A brief recap of the Indy Eleven stadium situation so far: Team owner Ersal Ozdemir asked for $87 million in public funds in 2014 for an 18,500-seat stadium so his then-preparing-to-join-the-NASL team could join MLS, then asked again the next year, then the state countered with a plan to instead provide $20 million to renovate Indiana University–Purdue University Indianapolis’s stadium but that died in committee, then team execs said they really only wanted a new stadium anyway, then state senate offered to give Ozdemir $112 million if he could promise an MLS team but he wouldn’t say if he was ready to put in $30 million himself, then the state house said never mind about that MLS guarantee, here’s $112 million.
You can totally see where this is going:
With its chances of joining Major League Soccer in question, Indy Eleven is considering significantly cutting the number of seats with which its new stadium would debut.

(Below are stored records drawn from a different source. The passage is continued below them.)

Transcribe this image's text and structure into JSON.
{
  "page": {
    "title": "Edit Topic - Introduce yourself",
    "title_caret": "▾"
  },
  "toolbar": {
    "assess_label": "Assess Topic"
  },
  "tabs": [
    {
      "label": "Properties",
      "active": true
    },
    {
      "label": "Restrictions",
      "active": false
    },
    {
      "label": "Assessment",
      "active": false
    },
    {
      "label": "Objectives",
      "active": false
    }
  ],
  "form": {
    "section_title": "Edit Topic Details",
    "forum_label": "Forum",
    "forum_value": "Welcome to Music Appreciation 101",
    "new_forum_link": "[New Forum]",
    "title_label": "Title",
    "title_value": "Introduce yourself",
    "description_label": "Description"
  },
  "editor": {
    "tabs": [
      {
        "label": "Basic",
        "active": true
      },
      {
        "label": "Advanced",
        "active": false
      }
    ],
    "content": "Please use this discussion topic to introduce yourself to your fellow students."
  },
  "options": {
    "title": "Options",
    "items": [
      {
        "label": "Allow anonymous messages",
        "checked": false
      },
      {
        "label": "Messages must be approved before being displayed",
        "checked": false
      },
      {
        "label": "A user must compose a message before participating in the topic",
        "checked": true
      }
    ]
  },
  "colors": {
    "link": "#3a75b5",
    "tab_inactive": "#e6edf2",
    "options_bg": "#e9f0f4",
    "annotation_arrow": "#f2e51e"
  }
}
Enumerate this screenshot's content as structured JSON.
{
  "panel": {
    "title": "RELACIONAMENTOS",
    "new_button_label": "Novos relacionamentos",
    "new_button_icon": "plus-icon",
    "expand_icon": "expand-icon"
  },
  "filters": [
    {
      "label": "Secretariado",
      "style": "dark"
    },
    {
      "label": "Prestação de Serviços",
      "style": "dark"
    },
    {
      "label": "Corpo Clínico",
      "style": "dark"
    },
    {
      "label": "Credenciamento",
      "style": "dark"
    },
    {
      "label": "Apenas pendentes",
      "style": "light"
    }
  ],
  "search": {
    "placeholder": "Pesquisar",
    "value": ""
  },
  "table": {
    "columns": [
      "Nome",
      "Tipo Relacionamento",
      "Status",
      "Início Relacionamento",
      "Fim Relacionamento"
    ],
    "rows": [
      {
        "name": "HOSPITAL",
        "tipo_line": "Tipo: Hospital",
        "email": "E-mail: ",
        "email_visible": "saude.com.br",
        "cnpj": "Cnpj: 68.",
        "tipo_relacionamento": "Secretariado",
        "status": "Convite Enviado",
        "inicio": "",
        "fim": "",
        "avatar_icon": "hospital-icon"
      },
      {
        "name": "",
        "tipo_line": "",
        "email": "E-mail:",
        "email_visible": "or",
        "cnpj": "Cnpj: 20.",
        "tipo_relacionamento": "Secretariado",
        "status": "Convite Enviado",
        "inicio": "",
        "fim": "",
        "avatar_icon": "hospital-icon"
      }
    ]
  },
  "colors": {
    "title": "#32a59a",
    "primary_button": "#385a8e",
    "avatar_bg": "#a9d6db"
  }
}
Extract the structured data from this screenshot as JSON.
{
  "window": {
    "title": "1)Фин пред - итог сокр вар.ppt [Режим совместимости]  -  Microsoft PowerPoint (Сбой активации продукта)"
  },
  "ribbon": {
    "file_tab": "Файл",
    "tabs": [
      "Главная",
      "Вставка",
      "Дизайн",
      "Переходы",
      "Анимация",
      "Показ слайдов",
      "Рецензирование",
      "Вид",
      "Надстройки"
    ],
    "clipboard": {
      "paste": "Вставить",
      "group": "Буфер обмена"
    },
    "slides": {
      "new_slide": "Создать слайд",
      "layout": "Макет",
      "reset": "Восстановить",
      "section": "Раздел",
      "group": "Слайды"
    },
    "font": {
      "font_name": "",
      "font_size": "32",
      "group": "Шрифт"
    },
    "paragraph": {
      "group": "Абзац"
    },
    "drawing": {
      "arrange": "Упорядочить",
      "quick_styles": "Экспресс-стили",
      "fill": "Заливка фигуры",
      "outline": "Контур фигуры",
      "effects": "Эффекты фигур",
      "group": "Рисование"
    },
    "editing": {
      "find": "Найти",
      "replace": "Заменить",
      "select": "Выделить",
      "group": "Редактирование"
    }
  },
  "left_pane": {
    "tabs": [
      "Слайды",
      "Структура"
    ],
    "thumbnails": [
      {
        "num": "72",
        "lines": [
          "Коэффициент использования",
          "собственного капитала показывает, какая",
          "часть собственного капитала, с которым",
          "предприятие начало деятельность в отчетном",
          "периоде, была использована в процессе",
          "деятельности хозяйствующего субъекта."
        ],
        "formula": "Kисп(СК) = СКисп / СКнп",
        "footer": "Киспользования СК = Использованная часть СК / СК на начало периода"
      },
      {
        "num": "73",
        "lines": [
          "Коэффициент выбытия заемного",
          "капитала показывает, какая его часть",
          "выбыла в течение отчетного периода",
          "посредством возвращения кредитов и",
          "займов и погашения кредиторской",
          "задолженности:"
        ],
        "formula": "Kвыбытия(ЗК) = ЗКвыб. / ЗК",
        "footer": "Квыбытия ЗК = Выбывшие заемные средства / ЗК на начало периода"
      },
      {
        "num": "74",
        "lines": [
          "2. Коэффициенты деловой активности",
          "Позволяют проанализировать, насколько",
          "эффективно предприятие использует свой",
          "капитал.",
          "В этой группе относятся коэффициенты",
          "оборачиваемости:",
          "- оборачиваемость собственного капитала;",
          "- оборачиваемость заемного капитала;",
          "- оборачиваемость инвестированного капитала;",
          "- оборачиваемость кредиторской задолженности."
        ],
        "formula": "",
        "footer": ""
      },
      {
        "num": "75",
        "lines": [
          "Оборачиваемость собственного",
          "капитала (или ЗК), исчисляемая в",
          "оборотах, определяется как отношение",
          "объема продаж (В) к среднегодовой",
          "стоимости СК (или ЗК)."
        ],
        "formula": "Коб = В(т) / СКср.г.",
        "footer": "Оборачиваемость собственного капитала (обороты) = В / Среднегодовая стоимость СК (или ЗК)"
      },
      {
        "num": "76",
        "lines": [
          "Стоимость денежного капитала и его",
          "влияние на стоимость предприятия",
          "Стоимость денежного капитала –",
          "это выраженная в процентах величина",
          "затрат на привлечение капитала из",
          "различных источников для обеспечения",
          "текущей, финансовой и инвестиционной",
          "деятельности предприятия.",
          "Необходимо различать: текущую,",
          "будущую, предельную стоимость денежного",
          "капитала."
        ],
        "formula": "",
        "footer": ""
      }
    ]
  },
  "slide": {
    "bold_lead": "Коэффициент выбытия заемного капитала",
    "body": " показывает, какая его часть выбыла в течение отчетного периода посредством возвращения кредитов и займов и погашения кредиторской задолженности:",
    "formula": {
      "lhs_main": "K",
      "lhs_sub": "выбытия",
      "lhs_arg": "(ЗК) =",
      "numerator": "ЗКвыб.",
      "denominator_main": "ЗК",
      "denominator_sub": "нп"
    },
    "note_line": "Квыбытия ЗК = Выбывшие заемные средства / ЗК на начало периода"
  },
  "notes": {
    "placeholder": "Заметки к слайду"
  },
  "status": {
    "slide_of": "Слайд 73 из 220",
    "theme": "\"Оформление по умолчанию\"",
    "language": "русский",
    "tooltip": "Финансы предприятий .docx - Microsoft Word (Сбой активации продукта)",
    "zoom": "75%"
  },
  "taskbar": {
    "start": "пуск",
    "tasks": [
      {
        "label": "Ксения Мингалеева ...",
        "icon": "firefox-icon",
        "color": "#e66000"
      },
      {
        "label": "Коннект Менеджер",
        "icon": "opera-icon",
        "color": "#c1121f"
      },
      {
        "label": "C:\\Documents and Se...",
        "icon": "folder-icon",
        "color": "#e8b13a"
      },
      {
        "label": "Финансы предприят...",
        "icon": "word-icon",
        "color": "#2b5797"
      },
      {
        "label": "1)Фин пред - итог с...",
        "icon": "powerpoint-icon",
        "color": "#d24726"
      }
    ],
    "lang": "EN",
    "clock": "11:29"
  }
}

That’s right: Now that Indy Eleven‘s owner successfully got $112 million in stadium cash for a $150 million to $200 million stadium so his minor-league team can join MLS, he’s maybe going to just build a smaller (presumably cheaper) stadium because he’s not really going to join MLS yet.
The city of Indianapolis, to its credit, is holding off on final approval of a deal, according to the Indianapolis Business Journal, “until the team answers a few major questions, including where the stadium would be located and when it would open, whether the franchise expects to be part of MLS by the time it opens, and how Indy Eleven would pay for its portion of the stadium.” No word yet on whether approval will still be forthcoming if the answers to the latter two questions are “no” and “with pocket change once we cut the price tag to $112 million or so.” But given how things typically go in Indiana, I’m guessing Ozdemir doesn’t have to worry too hard that the state or city is going to stop payment on its checks.